Stop using “Continuous” as a slugline extension. You’re doing it all wrong.
Seriously, stop it. You think you’re doing it right because you’ve seen others doing it incorrectly.
Here, take my hand as I walk you through this. And stop whining, you stubborn little child.
Marty lets me do as many takes as I want.
The first thing you need to understand is that a script is not just a creative piece of prose. It is, in fact, a production document—as much a data worksheet as a schedule, one-liner, call sheet, day-out-of-days or budget (feel free to consult Wikipedia if I’ve lost you).
After the script is greenlit and goes into preproduction, the Assistant Director will begin to break down the script and create a schedule. He’ll take into consideration a number of logistical factors including locations, actors’ availabilities, permits, and a whole host of other elements you can’t even begin to understand. And suddenly your linear script will be rearranged scene-by-scene and shot in a seemingly random, nonlinear order.

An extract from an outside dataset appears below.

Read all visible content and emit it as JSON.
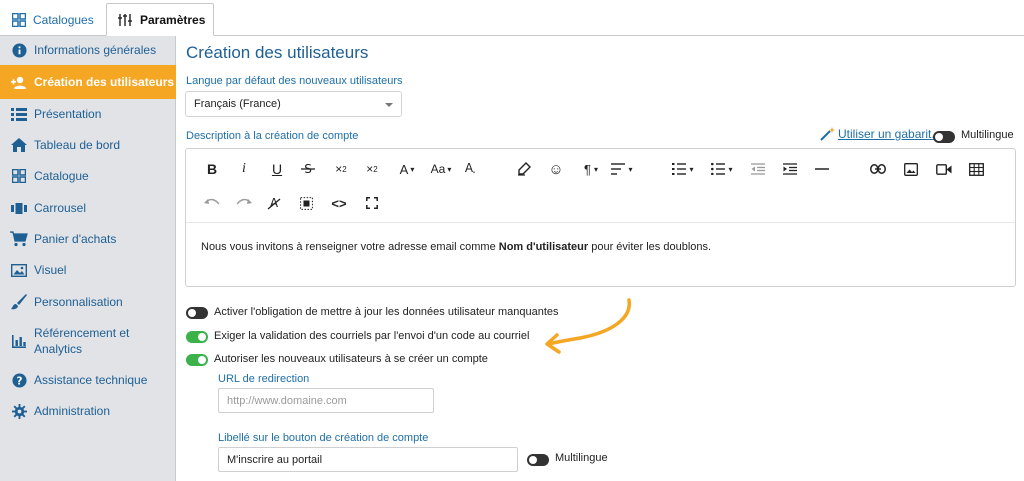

The other factor which is taken into consideration is whether any given scene takes place at DAY, or NIGHT. There is only DAY or NIGHT when the schedule is being created. Not SUNRISE, MAGIC HOUR, DUSK, MID DAY, or even CONTINUOUS.
Day. Or Night.
See how that works?
But wait, you’ve decided (in your infinite wisdom) to use “Continuous” to reflect continuing action in your script. But it’s not continuous when you’re shooting on set.
You still don’t understand, do you?
Okay, let’s use this as an example:
EXT. HOUSE – DAY
John runs up to the front door and hurries inside.
INT. HOUSE – DAY
John runs through the foyer and upstairs.
You may be tempted to use Continuous because it’s one action—John running through the door and inside. But, in fact, when these scenes are shot they might require two different setups—one inside and one outside. They might be shot out of order. They might even be shot at opposite ends of the schedule. They might be shot in two different locations—one or both may even be on a stage. And, in fact, you may be shooting Day for Night, or shooting interiors at night that are supposed to be Day.
So when the crew shows up on a stage to shoot the Interior portion on day 32 of the schedule, they won’t know whether it’s supposed to be Day or Night because you’ve decided to write Continuous, you inconsiderate ass (this is why writers aren’t invited on set).
And if you’ve used Continuous for the past five scenes, you’ve made more work for the entire crew as they backtrack through their non-linear schedule to see whether the originating scene was Day, or Night.
So why is Continuous even an option? I’m going to tell you, but I urge you not to use it because it reflects how the Director will shoot a particular sequence. And newsflash: you’re not the Director. It’s not your call how it will be shot.
Let's assume a director wanted to shoot a sequence in one take. He might start outside of a location, follow his actors with the camera as they enter the location, and maybe even follow them from interior room to interior room.
This will be shot in… wait for it… one CONTINUOUS take.